You might say that squalane is the true neutral of moisturizing ingredients. No matter your skin type, it helps with maximizing the absorptions of moisturizing agents into your skin, keeping your face fresh, hydrated, and glowing.
Squalane is also lightweight and non-pore clogging, making it great for acne-prone skin. Historically, squalane oil was harvested from the livers of sharks,¹ but this was obviously harmful to marine ecosystems (not cool). In skincare today, squalane is most often synthetic or plant-based, derived from sources like olive oil, sugarcane, and rice.
When it comes to your skin, squalane is better than squalene. We know, we know — what difference could one letter make? Basically, squalene is found in nature, and squalane is its refined form.²
Which one is right for your skin routine? We’ll repeat: you definitely want squalane, not squalene. Pure squalene needs to be refined in order to be stable;³ that’s why you’ll find its shelf-stable form, squalane, in certain skincare products.
Because of squalane’s balancing properties, it’s a popular ingredient in cleansers and moisturizers. You can also buy pure squalane oil, which can be used two ways: a) add a couple drops to your moisturizer, or, b) add a couple drops directly to your skin, like a serum.
When you opt for a product with squalane, it can help your skin feel soft without feeling greasy — so long as it has the right mix of ingredients. We’ll vouch for the following products with squalane as not having any potentially pore-clogging or irritating ingredients.
3 moisturizers with squalane
3 cleansers with squalane

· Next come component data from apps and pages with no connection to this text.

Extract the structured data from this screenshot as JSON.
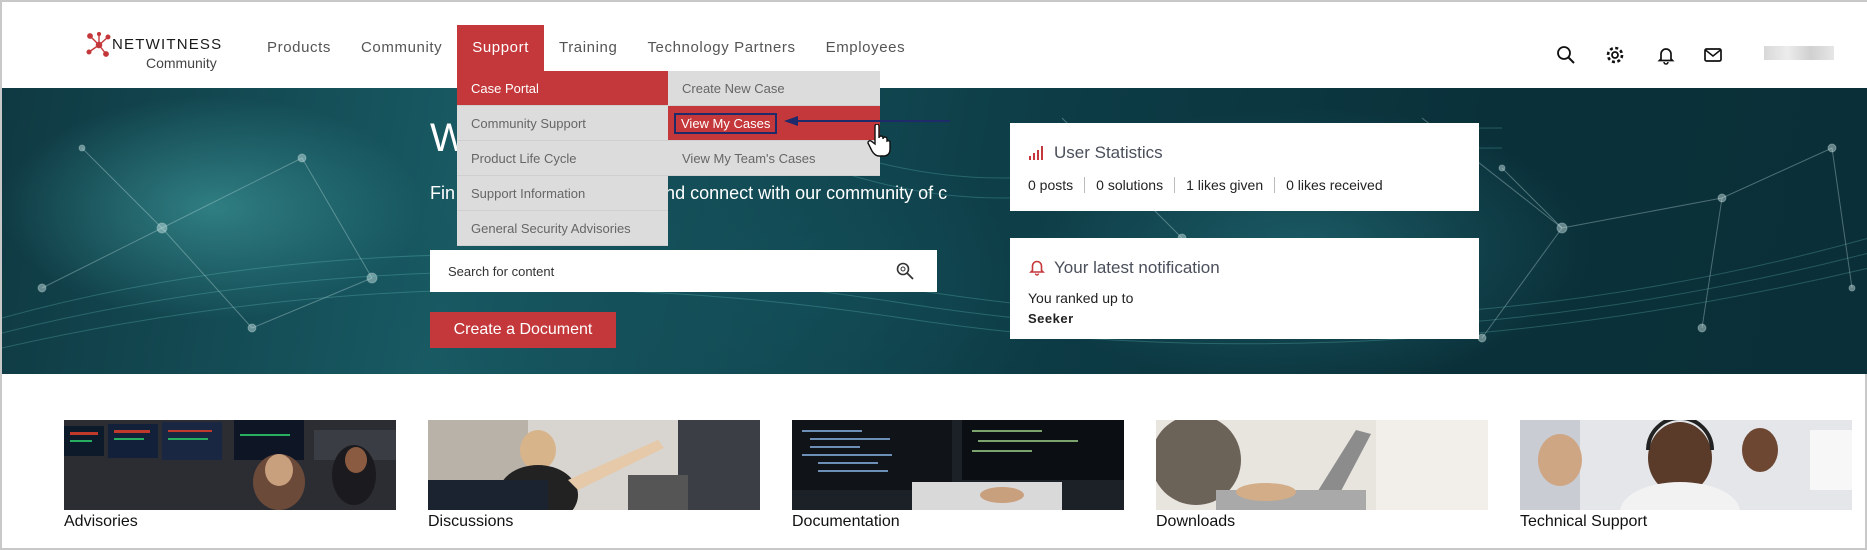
{
  "brand": {
    "name": "NETWITNESS",
    "sub": "Community"
  },
  "nav": [
    {
      "label": "Products",
      "active": false
    },
    {
      "label": "Community",
      "active": false
    },
    {
      "label": "Support",
      "active": true
    },
    {
      "label": "Training",
      "active": false
    },
    {
      "label": "Technology Partners",
      "active": false
    },
    {
      "label": "Employees",
      "active": false
    }
  ],
  "header_icons": [
    "search-icon",
    "gear-icon",
    "bell-icon",
    "mail-icon"
  ],
  "dropdown": {
    "col1": [
      "Case Portal",
      "Community Support",
      "Product Life Cycle",
      "Support Information",
      "General Security Advisories"
    ],
    "col2": [
      "Create New Case",
      "View My Cases",
      "View My Team's Cases"
    ]
  },
  "hero": {
    "title": "W",
    "text": "Fin                                        and connect with our community of c",
    "search_placeholder": "Search for content",
    "create_label": "Create a Document"
  },
  "stats": {
    "title": "User Statistics",
    "items": [
      "0 posts",
      "0 solutions",
      "1 likes given",
      "0 likes received"
    ]
  },
  "notification": {
    "title": "Your latest notification",
    "line1": "You ranked up to",
    "line2": "Seeker"
  },
  "tiles": [
    "Advisories",
    "Discussions",
    "Documentation",
    "Downloads",
    "Technical Support"
  ],
  "colors": {
    "accent": "#c4373a",
    "hero": "#0f3942",
    "annotation": "#1f2a6b"
  }
}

3 squalane oils
If you want to take the guesswork out of skincare, then start your free trial of Curology. You’ll receive a custom formula with a mix of up to 3 active ingredients chosen for your unique skin concerns. You can add on any of our other products (like our rich moisturizer with squalane) at no extra cost — just pay $4.95 (plus tax) to cover shipping/handling.
We did our research so you don’t have to.
“The SQ extracted from shark liver oil is the most appreciated for its high yield (up to 40% of the weight of the organ); however, the extraction of plant sources is becoming increasingly important, given the protection of marine species in danger of extinction and the release of prohibitive norms on the extraction of SQ from marine species.” From Plant Sources, Extraction Methods, and Uses of Squalene. M. Azalia Lozano-Grande, et al. International Journal of Agronomy. (2018, March 2).
Anisha Sethi, et al. Moisturizers: The Slippery Road. Indian Journal of Dermatology. (May 2016).
Nicole Hangsterfer, PA-C